Assisted living is one place where fire safety need to be taken extremely seriously because the residents are so vulnerable. The very health issues that made assisted living necessary for the elderly residents could make it very difficult for them to escape in a fire. An example of how bad it can get is the Golden Age nursing home fire of 1962, which tragically killed 63 residents.
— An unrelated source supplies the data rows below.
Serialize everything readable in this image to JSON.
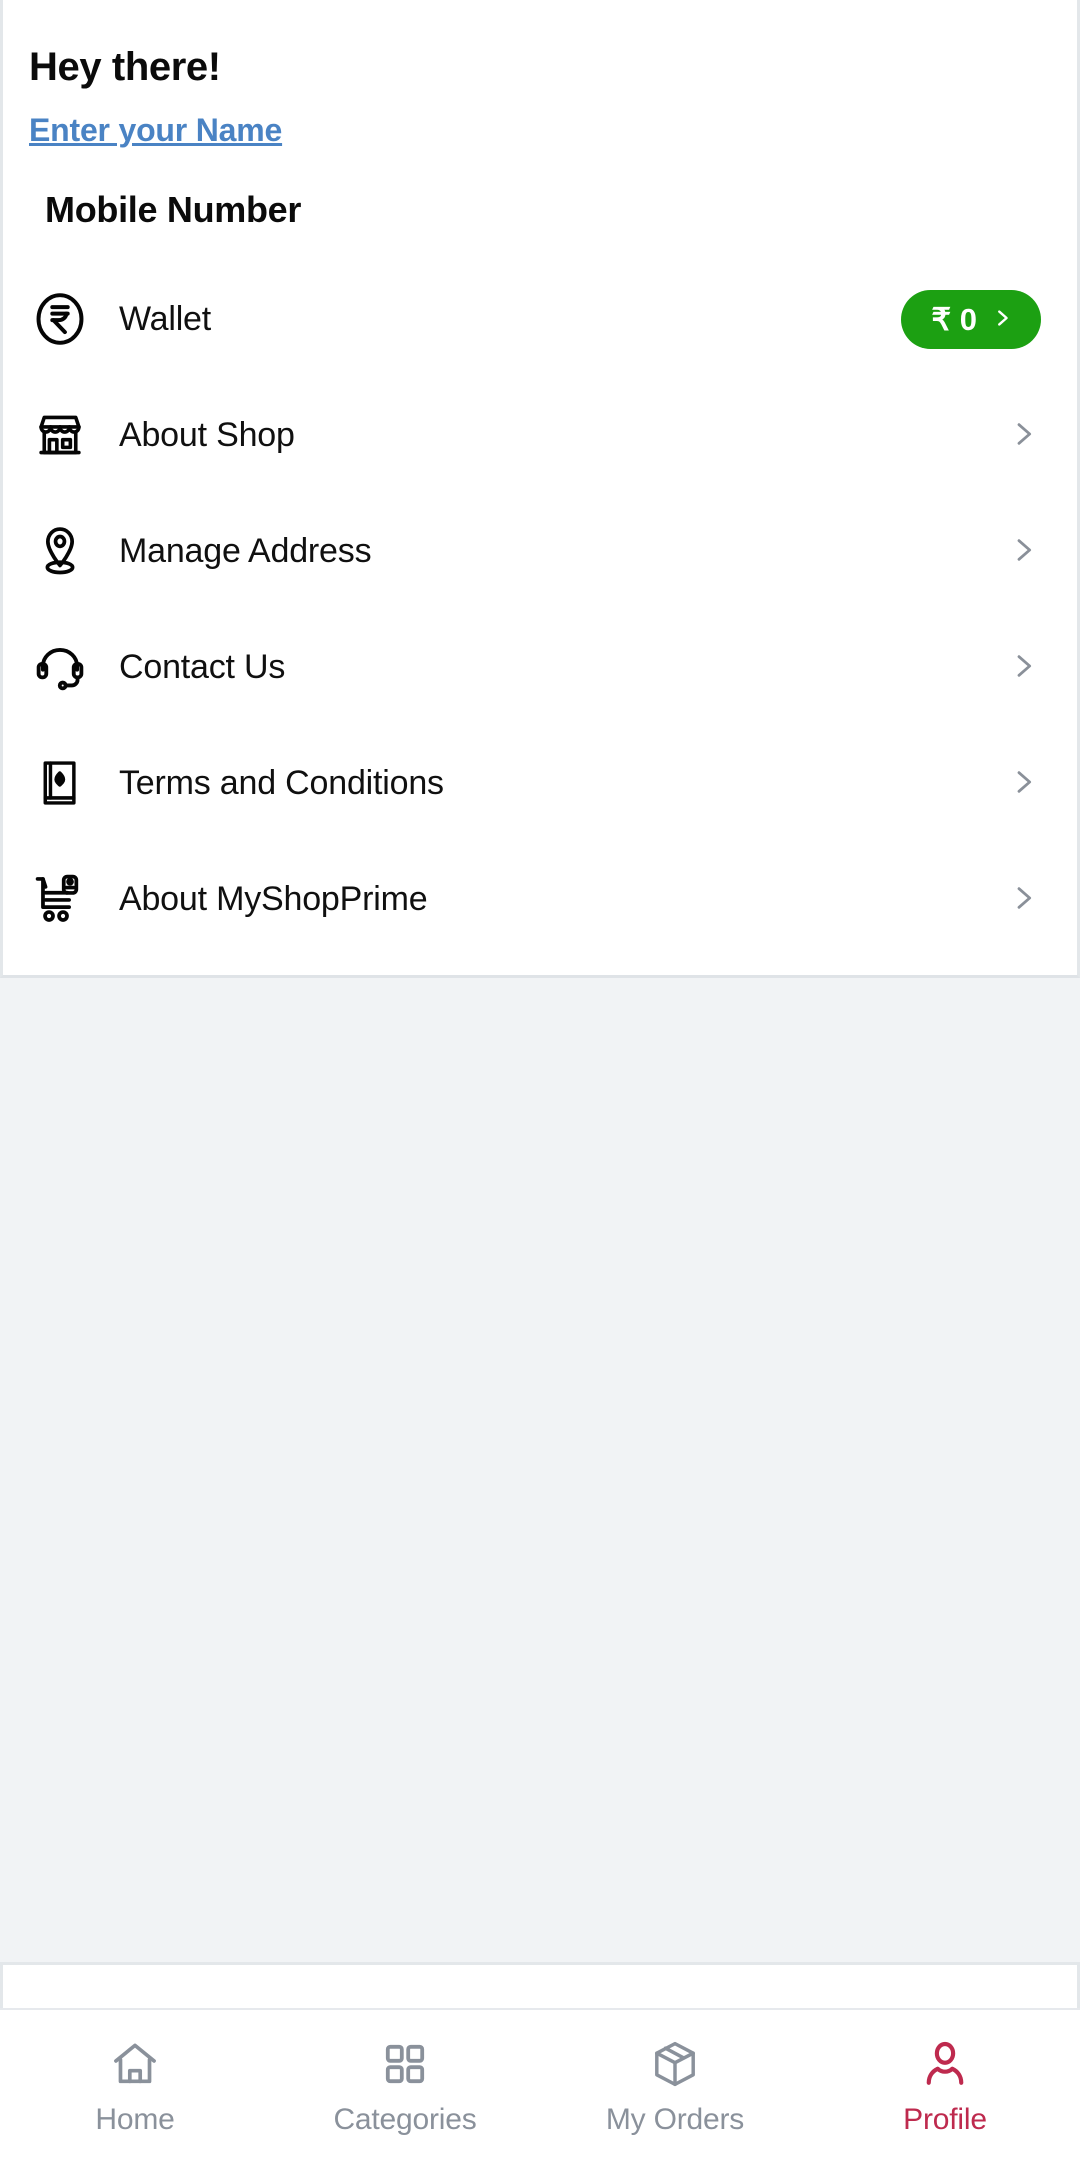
{
  "profile": {
    "greeting": "Hey there!",
    "name_link": "Enter your Name",
    "mobile_number_label": "Mobile Number"
  },
  "wallet": {
    "label": "Wallet",
    "icon": "rupee-circle-icon",
    "badge_amount": "₹ 0",
    "badge_color": "#1CA012"
  },
  "menu": {
    "items": [
      {
        "label": "About Shop",
        "icon": "storefront-icon"
      },
      {
        "label": "Manage Address",
        "icon": "location-pin-icon"
      },
      {
        "label": "Contact Us",
        "icon": "headset-icon"
      },
      {
        "label": "Terms and Conditions",
        "icon": "book-icon"
      },
      {
        "label": "About MyShopPrime",
        "icon": "shopping-cart-icon"
      }
    ]
  },
  "bottom_nav": {
    "items": [
      {
        "label": "Home",
        "icon": "home-icon",
        "active": false
      },
      {
        "label": "Categories",
        "icon": "grid-icon",
        "active": false
      },
      {
        "label": "My Orders",
        "icon": "package-box-icon",
        "active": false
      },
      {
        "label": "Profile",
        "icon": "person-icon",
        "active": true
      }
    ],
    "active_color": "#BE2A4E",
    "inactive_color": "#8A919B"
  },
  "theme": {
    "page_background": "#F1F3F5",
    "card_background": "#FFFFFF",
    "link_blue": "#4A83C4",
    "text_primary": "#101010",
    "chevron_gray": "#8A9099"
  }
}
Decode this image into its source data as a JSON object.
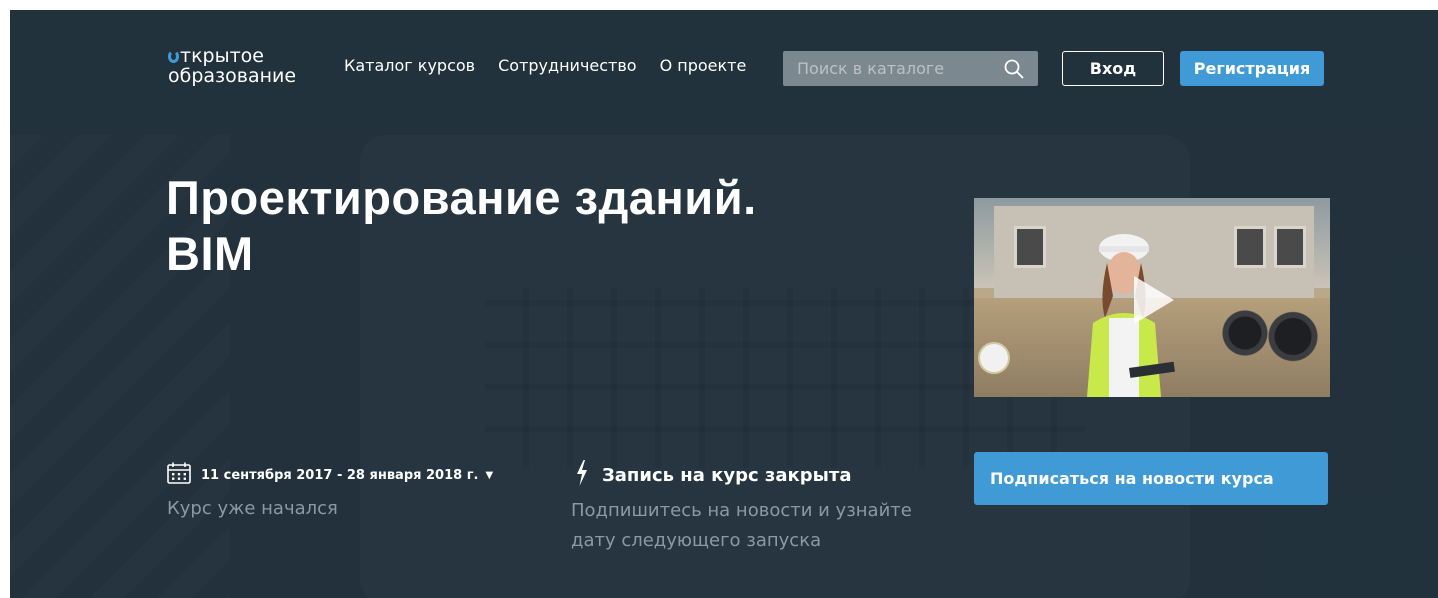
{
  "header": {
    "logo_line1": "ткрытое",
    "logo_line2": "образование",
    "nav": [
      "Каталог курсов",
      "Сотрудничество",
      "О проекте"
    ],
    "search_placeholder": "Поиск в каталоге",
    "login_label": "Вход",
    "register_label": "Регистрация"
  },
  "course": {
    "title_line1": "Проектирование зданий.",
    "title_line2": "BIM",
    "dates": "11 сентября 2017 - 28 января 2018 г.",
    "status": "Курс уже начался",
    "enrollment_title": "Запись на курс закрыта",
    "enrollment_note": "Подпишитесь на новости и узнайте дату следующего запуска",
    "subscribe_label": "Подписаться на новости курса"
  },
  "colors": {
    "background": "#22323d",
    "accent": "#3f9ad6",
    "muted_text": "#8c99a2"
  },
  "icons": [
    "search-icon",
    "calendar-icon",
    "lightning-icon",
    "chevron-down-icon",
    "play-icon"
  ]
}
But despite diligent prevention efforts, fires still do happen at senior care facilities. Last week KOMO News of Seattle reported about a two-alarm fire tore through a Tacoma senior community. The sprinkler system prevented the fire from getting out of hand and there were no major injuries. Seven residents were hospitalized out of an abundance of caution. Also last week, another assisted living facility was evacuated in New Jersey after a fire that started in a laundry room during the early morning hours. Four staff members and one resident were hospitalized in this incident. The fact that every resident was successfully evacuated from these facilities without any deaths or major injuries is a testament to the efficacy of the preparedness plans they had in place.
Gauging Fire Preparedness of Assisted Living Communities
If you have a loved one who lives in an assisted living community or nursing home, or if you’re in the process of selecting a community, you can gauge the facilities level of preparedness during a visit. A document by the National Fire Protection Association document has guidelines about what to look for and ask about if you’re trying to make sure your loved one is safe:
- Is the building well maintained? Make sure that paper and other storage items do not block doors or hallways needed for escape.
- Check to make sure there is an evacuation plan in place that involves all staff and is practiced regularly.
- Are there safety systems in place such as alternative exits, smoke detectors, and sprinklers?
- Check on the staff-to-patient ratio. How many staff per resident during the day and especially at night or on weekends and holidays? Is supervisory staff available to carryout an escape plan if there is a fire?
- Are there guidelines for people who smoke such as a separate room or staff supervision?
- Does nursing home management take your questions regarding safety seriously and are they forthcoming with information?
Don’t be nervous about asking these a community about their fire safety plans. Good communities are proud of their fire prevention and preparedness strategies, and will be happy to answer your questions and tell you about measures they’ve put in place.